The Detroit News

A member of the Michigan’s 1997 national championship team is the first football player to come forward in a building University of Michigan sexual abuse case.

Parker Stinar, a lawyer whose Denver-based firm is representing more than 40 clients, told the Associated Press on Tuesday that two former football players and a Michigan hockey player who played in the NHL, are the latest former student-athletes to come forward with allegations of abuse against Dr. Robert E. Anderson. Anderson was the Michigan athletic department team physician from 1967 to 2003.

Dr. Robert E. Anderson

Anderson was 80 when he died in 2008.

The Detroit News first reported Feb. 19 that UM was investigating claims of sexual abuse by Anderson, a former director of the University Health Service before becoming the lead doctor for Michigan athletics. The allegations emerged when Michigan alum Robert Julian Stone shared his account of alleged abuse during a medical exam in 1971 by Anderson.

Stone spoke with The Detroit News after learning from a UM detective that other claims against the doctor had spawned a UM police investigation in 2018. Stone was concerned that the investigation would never become public if someone didn’t speak publicly.

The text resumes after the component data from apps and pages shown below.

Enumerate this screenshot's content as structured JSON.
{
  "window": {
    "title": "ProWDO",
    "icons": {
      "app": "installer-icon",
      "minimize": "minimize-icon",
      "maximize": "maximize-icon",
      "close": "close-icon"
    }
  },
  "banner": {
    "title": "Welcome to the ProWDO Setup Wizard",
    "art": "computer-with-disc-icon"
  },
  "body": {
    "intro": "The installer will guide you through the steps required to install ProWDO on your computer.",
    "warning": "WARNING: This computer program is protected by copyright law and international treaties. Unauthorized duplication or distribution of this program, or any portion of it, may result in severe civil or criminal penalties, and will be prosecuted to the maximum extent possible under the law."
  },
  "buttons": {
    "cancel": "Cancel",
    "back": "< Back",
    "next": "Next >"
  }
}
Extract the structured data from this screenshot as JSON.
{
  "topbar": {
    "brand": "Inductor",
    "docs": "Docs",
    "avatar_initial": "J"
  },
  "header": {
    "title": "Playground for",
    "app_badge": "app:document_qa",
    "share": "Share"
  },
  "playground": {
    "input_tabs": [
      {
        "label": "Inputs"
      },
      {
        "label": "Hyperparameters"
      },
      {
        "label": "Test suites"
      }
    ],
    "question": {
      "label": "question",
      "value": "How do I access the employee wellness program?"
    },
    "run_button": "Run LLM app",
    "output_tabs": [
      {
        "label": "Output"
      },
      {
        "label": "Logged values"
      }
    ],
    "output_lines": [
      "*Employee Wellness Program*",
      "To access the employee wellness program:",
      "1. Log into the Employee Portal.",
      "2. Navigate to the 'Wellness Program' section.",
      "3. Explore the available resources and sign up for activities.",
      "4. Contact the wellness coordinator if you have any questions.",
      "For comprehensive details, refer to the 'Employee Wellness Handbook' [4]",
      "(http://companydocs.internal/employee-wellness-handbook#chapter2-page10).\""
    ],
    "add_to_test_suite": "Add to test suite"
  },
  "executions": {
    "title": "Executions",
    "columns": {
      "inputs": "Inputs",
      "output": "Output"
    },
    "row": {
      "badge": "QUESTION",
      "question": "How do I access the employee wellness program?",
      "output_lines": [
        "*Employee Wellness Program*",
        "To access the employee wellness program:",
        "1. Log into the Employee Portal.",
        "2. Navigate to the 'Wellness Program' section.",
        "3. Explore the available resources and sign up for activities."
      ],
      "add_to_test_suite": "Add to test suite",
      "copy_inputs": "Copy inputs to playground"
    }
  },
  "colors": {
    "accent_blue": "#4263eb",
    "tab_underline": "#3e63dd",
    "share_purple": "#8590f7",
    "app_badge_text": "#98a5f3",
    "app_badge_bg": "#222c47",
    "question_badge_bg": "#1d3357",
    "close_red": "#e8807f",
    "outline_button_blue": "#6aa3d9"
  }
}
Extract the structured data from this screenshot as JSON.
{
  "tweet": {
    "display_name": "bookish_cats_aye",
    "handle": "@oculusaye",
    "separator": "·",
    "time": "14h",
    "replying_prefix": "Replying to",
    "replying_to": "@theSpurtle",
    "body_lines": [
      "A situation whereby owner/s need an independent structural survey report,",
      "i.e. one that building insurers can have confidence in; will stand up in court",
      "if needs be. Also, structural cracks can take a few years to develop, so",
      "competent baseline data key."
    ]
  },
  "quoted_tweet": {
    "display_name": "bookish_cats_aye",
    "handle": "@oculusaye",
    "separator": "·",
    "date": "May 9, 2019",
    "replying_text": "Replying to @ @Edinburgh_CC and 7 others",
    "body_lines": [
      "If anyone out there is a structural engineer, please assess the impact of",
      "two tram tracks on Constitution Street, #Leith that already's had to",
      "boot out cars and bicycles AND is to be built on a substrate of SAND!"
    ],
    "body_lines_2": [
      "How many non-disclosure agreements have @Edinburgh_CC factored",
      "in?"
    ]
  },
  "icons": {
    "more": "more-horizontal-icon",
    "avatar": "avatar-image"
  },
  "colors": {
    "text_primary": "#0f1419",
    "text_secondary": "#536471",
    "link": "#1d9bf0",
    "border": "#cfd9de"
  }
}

More: Everything we know about the sexual abuse investigations at University of Michigan

Stinar was joined by victims Tad DeLuca and Thomas Evashevski last week during a news conference. They have accused Anderson of abusing them.

Mark Schlissel, the University of Michigan president, has apologized to “anyone who was harmed” by Dr. Robert E. Anderson, and set up a hotline for others who have information to come forward and offered counseling services to those affected. The hotline has received more than 100 “unique complaints” about Anderson, UM said late last week.

“It is truly important for the investigators to hear the voices of survivors for the investigators to understand the full scope of harm and its root causes,” UM spokesman Rick Fitzgerald said.

Men who have since spoken publicly about Anderson include former athletes who encountered him as a physician for the school’s athletic teams and former students who said the doctor molested them during medical exams at the university’s health service.